_EXCERPTED DATA_
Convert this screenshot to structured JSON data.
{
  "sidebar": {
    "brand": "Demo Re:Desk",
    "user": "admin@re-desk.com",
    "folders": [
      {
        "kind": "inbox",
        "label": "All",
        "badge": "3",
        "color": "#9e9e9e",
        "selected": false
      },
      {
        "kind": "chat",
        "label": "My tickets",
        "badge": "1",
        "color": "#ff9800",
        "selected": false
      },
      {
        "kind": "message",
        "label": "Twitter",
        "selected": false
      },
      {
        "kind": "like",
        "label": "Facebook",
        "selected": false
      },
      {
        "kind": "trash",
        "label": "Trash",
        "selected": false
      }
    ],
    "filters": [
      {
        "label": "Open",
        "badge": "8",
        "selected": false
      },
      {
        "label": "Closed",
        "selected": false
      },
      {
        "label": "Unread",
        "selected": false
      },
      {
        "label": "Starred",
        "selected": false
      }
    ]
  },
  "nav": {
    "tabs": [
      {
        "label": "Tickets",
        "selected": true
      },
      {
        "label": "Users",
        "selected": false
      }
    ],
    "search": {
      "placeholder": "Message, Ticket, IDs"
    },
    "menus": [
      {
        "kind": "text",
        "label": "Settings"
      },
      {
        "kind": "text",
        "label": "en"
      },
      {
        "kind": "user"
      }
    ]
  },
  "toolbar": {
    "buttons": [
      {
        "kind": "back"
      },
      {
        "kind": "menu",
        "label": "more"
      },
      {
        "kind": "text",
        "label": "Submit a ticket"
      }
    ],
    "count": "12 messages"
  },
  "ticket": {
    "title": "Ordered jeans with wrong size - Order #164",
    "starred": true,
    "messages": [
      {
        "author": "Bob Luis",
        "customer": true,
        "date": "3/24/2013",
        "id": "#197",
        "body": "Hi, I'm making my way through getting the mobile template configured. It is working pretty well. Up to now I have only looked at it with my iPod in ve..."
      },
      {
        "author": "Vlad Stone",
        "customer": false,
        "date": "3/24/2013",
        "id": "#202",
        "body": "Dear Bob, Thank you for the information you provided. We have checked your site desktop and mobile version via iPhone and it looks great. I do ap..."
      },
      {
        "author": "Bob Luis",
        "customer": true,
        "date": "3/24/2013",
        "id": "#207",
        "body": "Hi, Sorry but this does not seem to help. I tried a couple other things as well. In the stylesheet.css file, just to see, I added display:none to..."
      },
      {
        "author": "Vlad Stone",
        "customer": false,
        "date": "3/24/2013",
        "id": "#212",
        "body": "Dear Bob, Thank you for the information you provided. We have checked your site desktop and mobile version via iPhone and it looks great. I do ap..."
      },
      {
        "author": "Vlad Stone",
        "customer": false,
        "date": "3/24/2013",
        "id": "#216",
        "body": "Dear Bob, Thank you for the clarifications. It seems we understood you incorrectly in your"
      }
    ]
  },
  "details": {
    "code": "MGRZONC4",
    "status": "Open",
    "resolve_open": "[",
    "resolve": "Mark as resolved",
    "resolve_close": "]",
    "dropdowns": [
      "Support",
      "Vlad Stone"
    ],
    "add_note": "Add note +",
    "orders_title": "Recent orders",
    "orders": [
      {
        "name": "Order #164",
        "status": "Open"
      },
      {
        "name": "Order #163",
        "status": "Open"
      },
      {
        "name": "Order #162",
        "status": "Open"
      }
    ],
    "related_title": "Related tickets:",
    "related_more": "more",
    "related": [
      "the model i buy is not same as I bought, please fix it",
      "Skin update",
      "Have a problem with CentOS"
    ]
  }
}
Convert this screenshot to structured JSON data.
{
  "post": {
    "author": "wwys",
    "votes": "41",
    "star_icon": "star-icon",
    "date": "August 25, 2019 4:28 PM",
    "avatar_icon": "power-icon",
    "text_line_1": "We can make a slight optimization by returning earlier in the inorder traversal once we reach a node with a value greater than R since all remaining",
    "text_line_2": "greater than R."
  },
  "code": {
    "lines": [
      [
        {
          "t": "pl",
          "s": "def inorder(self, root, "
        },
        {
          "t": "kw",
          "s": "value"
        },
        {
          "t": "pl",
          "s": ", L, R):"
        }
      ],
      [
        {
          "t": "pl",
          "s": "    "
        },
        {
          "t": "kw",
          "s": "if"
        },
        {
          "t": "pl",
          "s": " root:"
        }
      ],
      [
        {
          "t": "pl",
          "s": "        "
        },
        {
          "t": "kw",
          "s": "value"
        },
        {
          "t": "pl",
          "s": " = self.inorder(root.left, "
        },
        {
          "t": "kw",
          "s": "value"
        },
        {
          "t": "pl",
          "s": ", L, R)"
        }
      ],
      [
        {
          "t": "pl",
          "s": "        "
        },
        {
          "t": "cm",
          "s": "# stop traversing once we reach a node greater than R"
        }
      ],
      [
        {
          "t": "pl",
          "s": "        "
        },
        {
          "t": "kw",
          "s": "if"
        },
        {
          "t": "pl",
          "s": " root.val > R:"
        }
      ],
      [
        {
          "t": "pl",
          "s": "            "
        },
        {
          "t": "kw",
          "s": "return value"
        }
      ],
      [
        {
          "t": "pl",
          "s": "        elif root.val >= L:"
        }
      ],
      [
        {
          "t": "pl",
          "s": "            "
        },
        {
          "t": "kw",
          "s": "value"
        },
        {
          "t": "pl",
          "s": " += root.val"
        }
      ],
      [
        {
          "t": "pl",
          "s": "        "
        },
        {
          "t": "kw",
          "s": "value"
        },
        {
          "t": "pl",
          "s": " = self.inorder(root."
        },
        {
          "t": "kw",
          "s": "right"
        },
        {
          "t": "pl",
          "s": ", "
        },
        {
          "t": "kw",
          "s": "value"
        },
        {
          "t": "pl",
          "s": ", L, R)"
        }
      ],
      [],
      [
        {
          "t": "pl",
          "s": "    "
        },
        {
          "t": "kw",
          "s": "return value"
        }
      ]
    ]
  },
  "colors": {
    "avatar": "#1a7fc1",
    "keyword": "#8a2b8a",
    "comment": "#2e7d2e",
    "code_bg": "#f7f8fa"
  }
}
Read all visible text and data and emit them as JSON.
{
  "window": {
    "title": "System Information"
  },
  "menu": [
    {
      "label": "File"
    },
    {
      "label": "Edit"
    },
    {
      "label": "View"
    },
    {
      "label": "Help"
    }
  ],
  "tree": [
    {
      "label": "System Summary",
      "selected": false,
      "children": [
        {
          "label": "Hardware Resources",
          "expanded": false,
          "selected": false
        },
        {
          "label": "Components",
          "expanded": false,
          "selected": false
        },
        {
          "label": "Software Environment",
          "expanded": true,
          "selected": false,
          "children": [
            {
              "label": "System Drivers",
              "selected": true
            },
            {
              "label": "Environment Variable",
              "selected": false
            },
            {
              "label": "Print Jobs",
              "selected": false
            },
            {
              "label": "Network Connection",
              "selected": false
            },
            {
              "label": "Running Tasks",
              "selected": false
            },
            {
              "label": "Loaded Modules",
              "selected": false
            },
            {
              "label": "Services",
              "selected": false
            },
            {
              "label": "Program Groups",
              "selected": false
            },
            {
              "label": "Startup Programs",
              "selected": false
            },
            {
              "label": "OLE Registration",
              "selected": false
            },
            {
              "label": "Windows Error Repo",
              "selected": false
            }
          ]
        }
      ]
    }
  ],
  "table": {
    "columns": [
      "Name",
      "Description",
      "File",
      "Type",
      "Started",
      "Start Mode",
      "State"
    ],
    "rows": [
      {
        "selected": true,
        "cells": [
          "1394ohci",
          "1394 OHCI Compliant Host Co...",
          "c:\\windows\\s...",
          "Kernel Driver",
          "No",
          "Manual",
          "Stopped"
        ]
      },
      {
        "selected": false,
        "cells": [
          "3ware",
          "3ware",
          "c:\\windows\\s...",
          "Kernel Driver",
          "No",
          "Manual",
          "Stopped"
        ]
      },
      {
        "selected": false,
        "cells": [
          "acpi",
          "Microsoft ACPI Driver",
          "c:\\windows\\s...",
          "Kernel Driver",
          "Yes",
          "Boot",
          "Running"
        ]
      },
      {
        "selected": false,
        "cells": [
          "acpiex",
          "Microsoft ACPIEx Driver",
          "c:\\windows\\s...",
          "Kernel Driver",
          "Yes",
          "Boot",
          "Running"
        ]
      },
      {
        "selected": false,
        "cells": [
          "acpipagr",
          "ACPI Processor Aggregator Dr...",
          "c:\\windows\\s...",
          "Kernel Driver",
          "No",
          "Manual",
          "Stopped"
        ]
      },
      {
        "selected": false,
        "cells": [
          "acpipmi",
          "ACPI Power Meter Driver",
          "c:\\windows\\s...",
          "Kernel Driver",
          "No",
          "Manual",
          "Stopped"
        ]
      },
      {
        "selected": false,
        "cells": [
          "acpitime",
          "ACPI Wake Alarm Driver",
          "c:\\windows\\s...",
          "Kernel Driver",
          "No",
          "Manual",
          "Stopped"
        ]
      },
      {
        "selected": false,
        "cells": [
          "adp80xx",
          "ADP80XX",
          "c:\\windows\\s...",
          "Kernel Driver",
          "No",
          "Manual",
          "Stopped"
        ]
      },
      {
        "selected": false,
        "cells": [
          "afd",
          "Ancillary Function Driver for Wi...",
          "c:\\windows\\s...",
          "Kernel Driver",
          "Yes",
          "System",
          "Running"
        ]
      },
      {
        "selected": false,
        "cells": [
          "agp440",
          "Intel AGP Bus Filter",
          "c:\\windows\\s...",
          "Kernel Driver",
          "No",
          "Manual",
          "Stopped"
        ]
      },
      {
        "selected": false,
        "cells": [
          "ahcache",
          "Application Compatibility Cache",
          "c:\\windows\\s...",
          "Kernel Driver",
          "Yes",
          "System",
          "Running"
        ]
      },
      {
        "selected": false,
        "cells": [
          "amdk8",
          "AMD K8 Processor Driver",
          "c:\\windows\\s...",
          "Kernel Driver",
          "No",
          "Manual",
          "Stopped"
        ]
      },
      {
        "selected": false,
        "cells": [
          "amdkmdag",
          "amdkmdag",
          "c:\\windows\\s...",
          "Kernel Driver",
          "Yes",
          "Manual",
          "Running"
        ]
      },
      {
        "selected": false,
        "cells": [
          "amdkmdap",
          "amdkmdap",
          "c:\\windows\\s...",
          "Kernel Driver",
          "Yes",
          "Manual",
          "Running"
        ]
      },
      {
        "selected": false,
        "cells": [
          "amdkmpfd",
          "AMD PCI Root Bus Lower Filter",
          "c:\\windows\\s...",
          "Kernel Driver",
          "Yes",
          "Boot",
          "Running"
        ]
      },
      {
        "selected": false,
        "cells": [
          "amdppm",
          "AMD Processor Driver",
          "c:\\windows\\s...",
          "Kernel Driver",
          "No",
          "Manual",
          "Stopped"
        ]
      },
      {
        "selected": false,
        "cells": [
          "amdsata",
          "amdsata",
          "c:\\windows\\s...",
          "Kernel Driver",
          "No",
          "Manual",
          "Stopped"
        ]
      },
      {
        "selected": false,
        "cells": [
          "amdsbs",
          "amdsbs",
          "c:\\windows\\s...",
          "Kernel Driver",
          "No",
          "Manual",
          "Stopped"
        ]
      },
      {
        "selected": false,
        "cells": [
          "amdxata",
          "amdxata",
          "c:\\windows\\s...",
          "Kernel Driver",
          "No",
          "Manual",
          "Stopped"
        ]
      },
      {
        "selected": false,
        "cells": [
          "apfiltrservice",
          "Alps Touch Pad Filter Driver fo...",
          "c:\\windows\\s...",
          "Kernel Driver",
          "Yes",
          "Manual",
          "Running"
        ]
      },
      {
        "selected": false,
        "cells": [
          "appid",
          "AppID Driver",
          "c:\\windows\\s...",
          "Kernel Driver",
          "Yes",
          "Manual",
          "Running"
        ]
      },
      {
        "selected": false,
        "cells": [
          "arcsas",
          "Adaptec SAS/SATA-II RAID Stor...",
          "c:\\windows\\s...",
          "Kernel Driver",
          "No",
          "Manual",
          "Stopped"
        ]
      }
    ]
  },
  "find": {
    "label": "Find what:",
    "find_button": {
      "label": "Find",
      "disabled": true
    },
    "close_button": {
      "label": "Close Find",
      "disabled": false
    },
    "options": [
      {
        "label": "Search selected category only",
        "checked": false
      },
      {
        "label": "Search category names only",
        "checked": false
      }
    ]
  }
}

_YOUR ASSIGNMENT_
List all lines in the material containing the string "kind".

_EXPECTED OUTPUT_
        "kind": "inbox",
        "kind": "chat",
        "kind": "message",
        "kind": "like",
        "kind": "trash",
        "kind": "text",
        "kind": "text",
        "kind": "user"
        "kind": "back"
        "kind": "menu",
        "kind": "text",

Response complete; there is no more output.